Busch became engaged to girlfriend, Eva Bryan, while attending the 2005 Hungarian Grand Prix. On July 27, 2006, during an off weekend following the Sprint Cup Pocono race, they were married in Virginia. The footage was taped and later aired on national television. The couple currently resides in North Carolina, and travels to racetracks each week together. His younger brother Kyle Busch also competes full-time in both the Sprint Cup Series, Nationwide Series and runs part time in the Camping World Truck Series. The Kurt Busch family has a dog, a Yorkshire Terrier named Ginger. They recently had another dog, a Cairn Terrier named Jim, who passed away in the summer of 2007. The Busch's and their dog are featured in the NASCAR Pets calendar. Busch is also an avid fan of the Chicago Cubs and the Chicago Bears.
- ↑ 1.0 1.1 1.2 http://www.jockbio.com/Bios/Busch/Busch_bio.html
- ↑ 2.0 2.1 2000 NASCAR Preview and Press Guide. 2000. UMI Publications. Page 321 - profile of 2000 season Craftsman Truck Series drivers.
- ↑ 3.0 3.1 2000 NASCAR Preview and Press Guide. 2000. UMI Publications. Page 437 - profile of 1999 Featherlite Southwest Series champion (Kurt Busch).
- ↑ Chevrolet 1998 Season Review, December 8, 1998; motor sport.com; Retrieved February 15, 2008
- ↑ Chevy Adds to Win Tally in '99, December 22, 1999; motor sport.com; Retrieved February 15, 2008
- ↑ Tryson takes over #2 Kurt Busch Crew Chief Duties
- ↑ http://www.nascar.com/2009/news/headlines/cup/09/01/bkeselowski.penske/index.html
- ↑ http://www.nascar.com/2009/news/business/09/16/discount.tire.penske.bkeselowski/index.html
- ↑ Associated Press. Kurt Busch cited for reckless driving. NASCAR.com. URL accessed on July 12, 2006.
- ↑ Associated Press. 'Last straw': Kurt Busch suspended for rest of season. ESPN.com. URL accessed on July 12, 2006.
- ↑ Gargill, David & Penn, Nate (2006). The Ten Most Hated Athletes. men.style.com. URL accessed on July 12, 2006.
- Kurt Busch's Official Website
- Kurt Busch Interview - The Global Townhall
- Career statistics at racing-reference.info

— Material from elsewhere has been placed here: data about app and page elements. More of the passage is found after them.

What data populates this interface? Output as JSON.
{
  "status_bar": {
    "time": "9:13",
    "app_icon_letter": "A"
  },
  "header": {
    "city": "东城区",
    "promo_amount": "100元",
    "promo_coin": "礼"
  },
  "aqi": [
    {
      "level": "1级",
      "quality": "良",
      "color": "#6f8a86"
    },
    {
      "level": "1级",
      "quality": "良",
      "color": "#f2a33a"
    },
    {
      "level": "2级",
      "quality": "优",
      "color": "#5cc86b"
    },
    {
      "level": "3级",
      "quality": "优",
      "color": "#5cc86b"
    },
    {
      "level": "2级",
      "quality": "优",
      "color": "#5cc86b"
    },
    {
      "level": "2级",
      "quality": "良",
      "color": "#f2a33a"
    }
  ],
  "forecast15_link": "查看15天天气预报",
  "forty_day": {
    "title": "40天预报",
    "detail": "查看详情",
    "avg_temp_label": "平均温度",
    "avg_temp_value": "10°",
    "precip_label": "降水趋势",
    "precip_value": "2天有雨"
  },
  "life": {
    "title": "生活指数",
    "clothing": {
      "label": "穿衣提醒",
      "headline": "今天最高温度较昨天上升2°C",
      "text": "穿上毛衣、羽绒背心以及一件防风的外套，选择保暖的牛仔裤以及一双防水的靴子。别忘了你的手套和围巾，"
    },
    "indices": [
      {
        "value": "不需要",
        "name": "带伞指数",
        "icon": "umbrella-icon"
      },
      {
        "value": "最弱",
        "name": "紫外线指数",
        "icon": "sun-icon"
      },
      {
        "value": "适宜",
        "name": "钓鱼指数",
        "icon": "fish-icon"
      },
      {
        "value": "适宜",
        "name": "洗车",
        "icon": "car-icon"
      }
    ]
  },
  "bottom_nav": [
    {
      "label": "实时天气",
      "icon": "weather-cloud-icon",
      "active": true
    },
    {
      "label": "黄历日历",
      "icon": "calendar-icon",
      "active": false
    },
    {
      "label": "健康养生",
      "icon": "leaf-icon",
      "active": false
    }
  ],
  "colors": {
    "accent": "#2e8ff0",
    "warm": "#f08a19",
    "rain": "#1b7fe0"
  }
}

- 10 Questions with Kurt Busch - July 2005 interview of the defending Nextel Cup champ
|NASCARGNCareer=Y |WestCareer=Y |NASCAREliteCareer=Y |SESCareer=N |SWSCareer=Y }}